In simple terms, indigenous design is “by the people, for the people”, including a culture or tribe and the original inhabitants of a region. These people created what I think of as ‘functional art’. Everyday items: vessels, blankets, rugs, and furnishings, were designed from local materials and were embellished to showcase their skills as crafters and artisans. Often, historians can determine the age and points of origin by these designs and materials. Over periods of time, there has been an evolution or an adaptation which melded design motifs into other cultures or geographic areas.
(Peruvian textile designs harkens back to pre-Hispanic days.)
(Preparing yarns, with natural dye pigments, for blankets in Mexico.)
As we embrace what we believe to be modern trends coming forth in the design world, we should pay homage to its derivation and the early creators.
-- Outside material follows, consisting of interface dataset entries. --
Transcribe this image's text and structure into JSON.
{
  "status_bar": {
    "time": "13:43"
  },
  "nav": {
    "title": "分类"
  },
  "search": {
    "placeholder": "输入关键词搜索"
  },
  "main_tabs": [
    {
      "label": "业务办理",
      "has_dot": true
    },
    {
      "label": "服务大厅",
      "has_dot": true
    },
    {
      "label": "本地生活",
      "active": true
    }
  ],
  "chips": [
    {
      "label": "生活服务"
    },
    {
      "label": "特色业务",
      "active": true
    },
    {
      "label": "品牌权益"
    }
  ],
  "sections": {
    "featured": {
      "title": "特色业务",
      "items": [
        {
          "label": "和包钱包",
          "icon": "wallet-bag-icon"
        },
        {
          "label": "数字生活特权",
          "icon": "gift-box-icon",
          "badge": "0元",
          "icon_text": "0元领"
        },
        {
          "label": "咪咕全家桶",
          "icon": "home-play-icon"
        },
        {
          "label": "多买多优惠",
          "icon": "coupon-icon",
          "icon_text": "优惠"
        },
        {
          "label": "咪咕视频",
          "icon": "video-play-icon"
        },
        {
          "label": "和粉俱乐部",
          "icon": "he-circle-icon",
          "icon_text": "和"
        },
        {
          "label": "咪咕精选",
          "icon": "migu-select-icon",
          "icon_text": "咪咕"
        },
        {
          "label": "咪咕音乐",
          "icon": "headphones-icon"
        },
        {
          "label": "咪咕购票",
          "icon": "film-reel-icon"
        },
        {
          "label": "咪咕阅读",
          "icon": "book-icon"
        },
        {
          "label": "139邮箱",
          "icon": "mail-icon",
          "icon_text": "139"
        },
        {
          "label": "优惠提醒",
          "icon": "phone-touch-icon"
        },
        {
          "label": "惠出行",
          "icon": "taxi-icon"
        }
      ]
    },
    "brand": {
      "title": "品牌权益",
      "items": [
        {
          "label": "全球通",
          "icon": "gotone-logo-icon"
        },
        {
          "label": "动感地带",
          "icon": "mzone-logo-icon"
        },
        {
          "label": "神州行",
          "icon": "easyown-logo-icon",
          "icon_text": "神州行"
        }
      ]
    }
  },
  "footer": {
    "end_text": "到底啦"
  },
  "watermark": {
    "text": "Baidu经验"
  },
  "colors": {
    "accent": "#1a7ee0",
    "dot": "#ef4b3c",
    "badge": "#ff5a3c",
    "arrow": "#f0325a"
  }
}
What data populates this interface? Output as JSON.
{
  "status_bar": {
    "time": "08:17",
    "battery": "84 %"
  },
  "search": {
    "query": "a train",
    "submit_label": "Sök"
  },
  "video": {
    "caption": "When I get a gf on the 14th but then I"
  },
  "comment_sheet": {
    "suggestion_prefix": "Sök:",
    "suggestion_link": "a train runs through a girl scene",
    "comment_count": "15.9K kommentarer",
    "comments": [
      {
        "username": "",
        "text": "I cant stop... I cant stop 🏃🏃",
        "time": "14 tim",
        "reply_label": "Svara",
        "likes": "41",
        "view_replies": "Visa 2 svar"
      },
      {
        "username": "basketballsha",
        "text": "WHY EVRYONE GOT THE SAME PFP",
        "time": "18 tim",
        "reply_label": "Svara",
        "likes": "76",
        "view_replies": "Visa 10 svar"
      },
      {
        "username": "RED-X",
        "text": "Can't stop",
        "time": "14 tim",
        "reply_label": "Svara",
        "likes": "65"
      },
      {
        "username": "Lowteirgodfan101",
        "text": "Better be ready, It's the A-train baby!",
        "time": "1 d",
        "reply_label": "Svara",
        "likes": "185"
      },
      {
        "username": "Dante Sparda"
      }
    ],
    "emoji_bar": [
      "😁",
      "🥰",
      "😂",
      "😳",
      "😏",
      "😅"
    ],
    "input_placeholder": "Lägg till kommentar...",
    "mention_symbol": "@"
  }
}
Think you’re seeing something totally new? Perhaps if you’re a time traveler from hundreds of years ago!
Sharing a little “blast from the past” and totally today – Chevron Style!
While certain designs may not be totally original, the way an artist or designer interprets their application or use can be! More often than not, creativity is generated from a combination of knowledge, experience, and tackling a project with the resources we uncover. It’s kind of like being on an archeological dig. Sometimes you have an idea of what you’re looking for and other times, it can be a delightful surprise!
I think it worked well for our predecessors, don’t you?